I believe our experiences shape us.
And when we can identify how it has shaped us, we can determine how it
has served us. Only then can we serve others through our lessons learned
and our insights gleaned.
The first step is to be a willing participant.
Re-engage with all that has impacted you.
Showing up is half the battle.
And when you do, arm yourself with authenticity and vulnerability.
It give others permission to do the same. When you radiate your whole self,
it cultivates true and deep connection.
In never saying never.
I never thought my father would get sick.
I never imagined it would take twelve years of his life.
I never thought I would be one of his caregivers.
I never knew the true depth of my compassion.
I never considered there was purpose from my caregiving experience.
I never...until now.
And so it is.
I am equally a teacher and student of life.
Our ability as human beings to help each other through our life's most difficult circumstances is our greatest asset.
And our stories are our tool in which to bind this connection.
I can create a community of adult children who have been caregivers to their parent(s).
We can change the world.

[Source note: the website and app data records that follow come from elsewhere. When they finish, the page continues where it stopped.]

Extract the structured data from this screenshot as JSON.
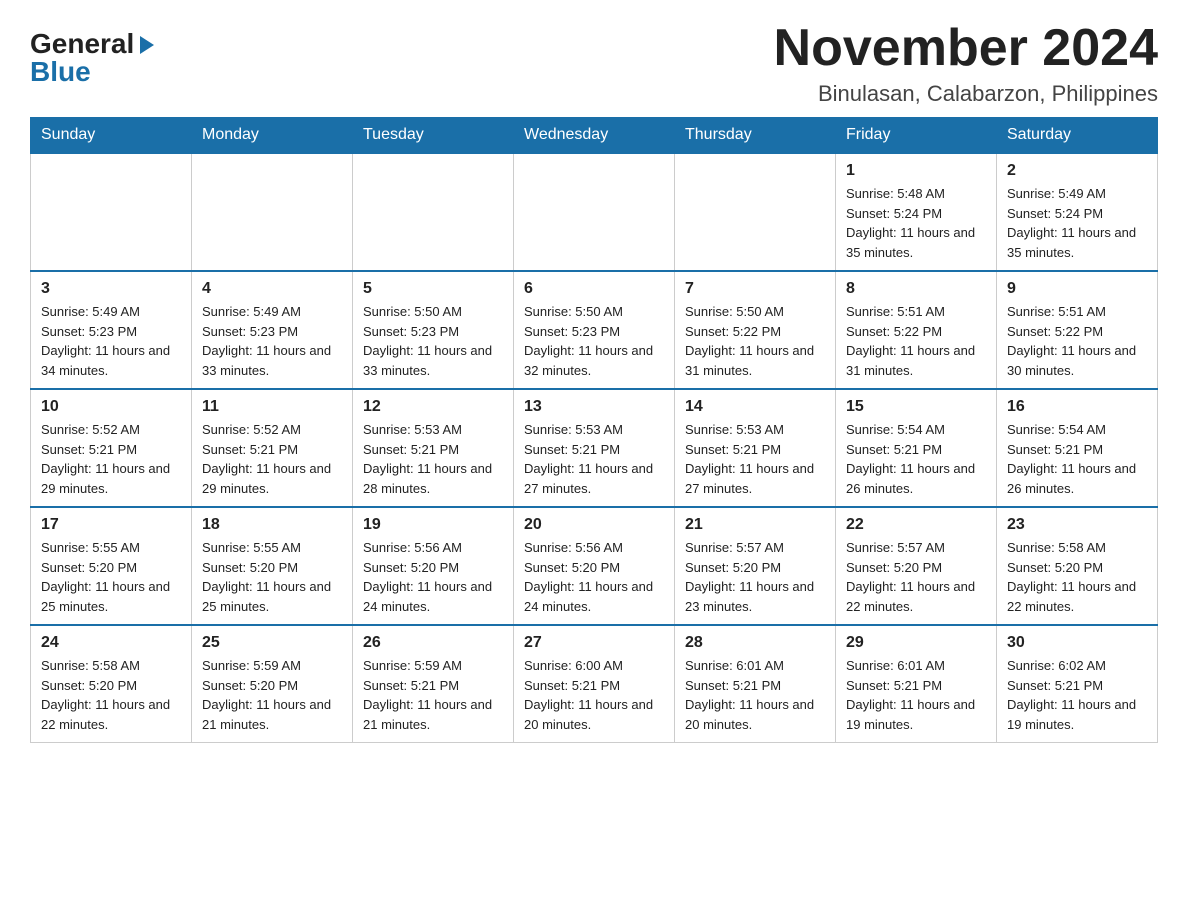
{
  "logo": {
    "general": "General",
    "blue": "Blue"
  },
  "title": {
    "month_year": "November 2024",
    "location": "Binulasan, Calabarzon, Philippines"
  },
  "weekdays": [
    "Sunday",
    "Monday",
    "Tuesday",
    "Wednesday",
    "Thursday",
    "Friday",
    "Saturday"
  ],
  "weeks": [
    [
      {
        "day": "",
        "info": ""
      },
      {
        "day": "",
        "info": ""
      },
      {
        "day": "",
        "info": ""
      },
      {
        "day": "",
        "info": ""
      },
      {
        "day": "",
        "info": ""
      },
      {
        "day": "1",
        "info": "Sunrise: 5:48 AM\nSunset: 5:24 PM\nDaylight: 11 hours and 35 minutes."
      },
      {
        "day": "2",
        "info": "Sunrise: 5:49 AM\nSunset: 5:24 PM\nDaylight: 11 hours and 35 minutes."
      }
    ],
    [
      {
        "day": "3",
        "info": "Sunrise: 5:49 AM\nSunset: 5:23 PM\nDaylight: 11 hours and 34 minutes."
      },
      {
        "day": "4",
        "info": "Sunrise: 5:49 AM\nSunset: 5:23 PM\nDaylight: 11 hours and 33 minutes."
      },
      {
        "day": "5",
        "info": "Sunrise: 5:50 AM\nSunset: 5:23 PM\nDaylight: 11 hours and 33 minutes."
      },
      {
        "day": "6",
        "info": "Sunrise: 5:50 AM\nSunset: 5:23 PM\nDaylight: 11 hours and 32 minutes."
      },
      {
        "day": "7",
        "info": "Sunrise: 5:50 AM\nSunset: 5:22 PM\nDaylight: 11 hours and 31 minutes."
      },
      {
        "day": "8",
        "info": "Sunrise: 5:51 AM\nSunset: 5:22 PM\nDaylight: 11 hours and 31 minutes."
      },
      {
        "day": "9",
        "info": "Sunrise: 5:51 AM\nSunset: 5:22 PM\nDaylight: 11 hours and 30 minutes."
      }
    ],
    [
      {
        "day": "10",
        "info": "Sunrise: 5:52 AM\nSunset: 5:21 PM\nDaylight: 11 hours and 29 minutes."
      },
      {
        "day": "11",
        "info": "Sunrise: 5:52 AM\nSunset: 5:21 PM\nDaylight: 11 hours and 29 minutes."
      },
      {
        "day": "12",
        "info": "Sunrise: 5:53 AM\nSunset: 5:21 PM\nDaylight: 11 hours and 28 minutes."
      },
      {
        "day": "13",
        "info": "Sunrise: 5:53 AM\nSunset: 5:21 PM\nDaylight: 11 hours and 27 minutes."
      },
      {
        "day": "14",
        "info": "Sunrise: 5:53 AM\nSunset: 5:21 PM\nDaylight: 11 hours and 27 minutes."
      },
      {
        "day": "15",
        "info": "Sunrise: 5:54 AM\nSunset: 5:21 PM\nDaylight: 11 hours and 26 minutes."
      },
      {
        "day": "16",
        "info": "Sunrise: 5:54 AM\nSunset: 5:21 PM\nDaylight: 11 hours and 26 minutes."
      }
    ],
    [
      {
        "day": "17",
        "info": "Sunrise: 5:55 AM\nSunset: 5:20 PM\nDaylight: 11 hours and 25 minutes."
      },
      {
        "day": "18",
        "info": "Sunrise: 5:55 AM\nSunset: 5:20 PM\nDaylight: 11 hours and 25 minutes."
      },
      {
        "day": "19",
        "info": "Sunrise: 5:56 AM\nSunset: 5:20 PM\nDaylight: 11 hours and 24 minutes."
      },
      {
        "day": "20",
        "info": "Sunrise: 5:56 AM\nSunset: 5:20 PM\nDaylight: 11 hours and 24 minutes."
      },
      {
        "day": "21",
        "info": "Sunrise: 5:57 AM\nSunset: 5:20 PM\nDaylight: 11 hours and 23 minutes."
      },
      {
        "day": "22",
        "info": "Sunrise: 5:57 AM\nSunset: 5:20 PM\nDaylight: 11 hours and 22 minutes."
      },
      {
        "day": "23",
        "info": "Sunrise: 5:58 AM\nSunset: 5:20 PM\nDaylight: 11 hours and 22 minutes."
      }
    ],
    [
      {
        "day": "24",
        "info": "Sunrise: 5:58 AM\nSunset: 5:20 PM\nDaylight: 11 hours and 22 minutes."
      },
      {
        "day": "25",
        "info": "Sunrise: 5:59 AM\nSunset: 5:20 PM\nDaylight: 11 hours and 21 minutes."
      },
      {
        "day": "26",
        "info": "Sunrise: 5:59 AM\nSunset: 5:21 PM\nDaylight: 11 hours and 21 minutes."
      },
      {
        "day": "27",
        "info": "Sunrise: 6:00 AM\nSunset: 5:21 PM\nDaylight: 11 hours and 20 minutes."
      },
      {
        "day": "28",
        "info": "Sunrise: 6:01 AM\nSunset: 5:21 PM\nDaylight: 11 hours and 20 minutes."
      },
      {
        "day": "29",
        "info": "Sunrise: 6:01 AM\nSunset: 5:21 PM\nDaylight: 11 hours and 19 minutes."
      },
      {
        "day": "30",
        "info": "Sunrise: 6:02 AM\nSunset: 5:21 PM\nDaylight: 11 hours and 19 minutes."
      }
    ]
  ]
}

In high school, I learned American Sign Language (ASL). Little did I know that ASL would give me a 'voice' to passionately express myself on any subject. It is a remarkably beautiful language and although known as a silent one, I felt my strongest, loudest voice when signing to others.

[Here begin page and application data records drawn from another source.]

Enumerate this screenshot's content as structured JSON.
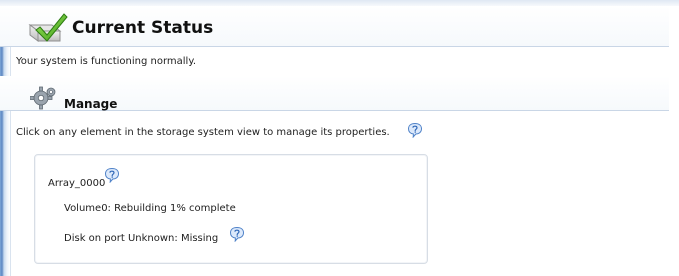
{
  "status": {
    "title": "Current Status",
    "message": "Your system is functioning normally."
  },
  "manage": {
    "title": "Manage",
    "instruction": "Click on any element in the storage system view to manage its properties."
  },
  "storage": {
    "array_name": "Array_0000",
    "volume_status": "Volume0:  Rebuilding 1% complete",
    "disk_status": "Disk on port Unknown:  Missing"
  },
  "icons": {
    "status": "checkmark-status-icon",
    "manage": "gear-icon",
    "help": "help-balloon-icon"
  },
  "colors": {
    "accent_green": "#5fbf2a",
    "help_blue": "#5b8fd8",
    "divider": "#c9d6e6"
  }
}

I was offered the opportunity to marry my background in disabilities/ASL to the world of theatre through teaching adults with developmental disabilities. Theatre and ASL were tools I used in lesson planning to assist in the clarity of communication and expression so my students could be the finest contributors to society. They had a wealth of insight, intelligence and unique perspective that others could learn from as I did so deeply. They were as much the educators as I was their teacher.

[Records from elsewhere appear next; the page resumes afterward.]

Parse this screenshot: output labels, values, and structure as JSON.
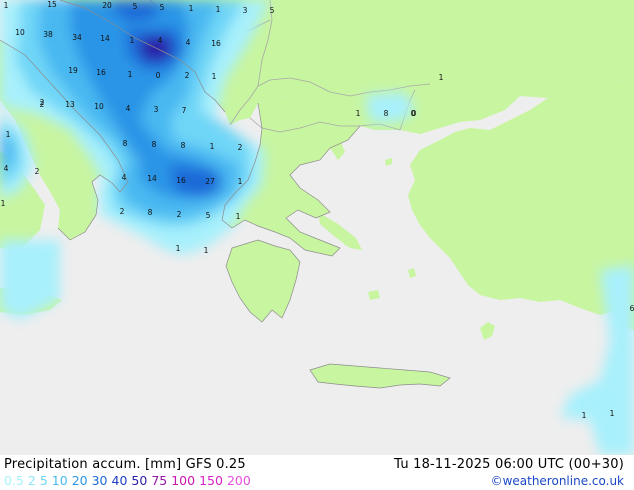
{
  "footer": {
    "title": "Precipitation accum. [mm]  GFS 0.25",
    "datetime": "Tu 18-11-2025 06:00 UTC (00+30)",
    "credit": "©weatheronline.co.uk"
  },
  "legend": [
    {
      "label": "0.5",
      "color": "#a8f0fc"
    },
    {
      "label": "2",
      "color": "#8de6fb"
    },
    {
      "label": "5",
      "color": "#6fd6f7"
    },
    {
      "label": "10",
      "color": "#48b8f1"
    },
    {
      "label": "20",
      "color": "#2c94e6"
    },
    {
      "label": "30",
      "color": "#1c6bd8"
    },
    {
      "label": "40",
      "color": "#1e3fc4"
    },
    {
      "label": "50",
      "color": "#2a1fa8"
    },
    {
      "label": "75",
      "color": "#9616a6"
    },
    {
      "label": "100",
      "color": "#c616b0"
    },
    {
      "label": "150",
      "color": "#d622c8"
    },
    {
      "label": "200",
      "color": "#e84ee0"
    }
  ],
  "colors": {
    "land": "#c8f5a0",
    "sea": "#eeeeee",
    "border": "#a8a8a8",
    "coast": "#8c8c8c"
  },
  "value_labels": [
    "15",
    "20",
    "5",
    "5",
    "1",
    "1",
    "3",
    "5",
    "10",
    "38",
    "34",
    "14",
    "1",
    "4",
    "4",
    "16",
    "19",
    "16",
    "1",
    "0",
    "2",
    "1",
    "1",
    "2",
    "13",
    "10",
    "4",
    "3",
    "7",
    "1",
    "2",
    "4",
    "8",
    "8",
    "8",
    "1",
    "2",
    "4",
    "14",
    "16",
    "27",
    "1",
    "2",
    "8",
    "2",
    "5",
    "1",
    "1",
    "1",
    "1",
    "8",
    "0",
    "1",
    "1",
    "6",
    "1",
    "1",
    "2",
    "0"
  ]
}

My M.A. in Disability Studies allowed me a space where I could do my best to answer how I could make an impact as a leader in the field of disabilities. I have continued to evolve in this field and found various ways to find fulfillment as an educator and advocate.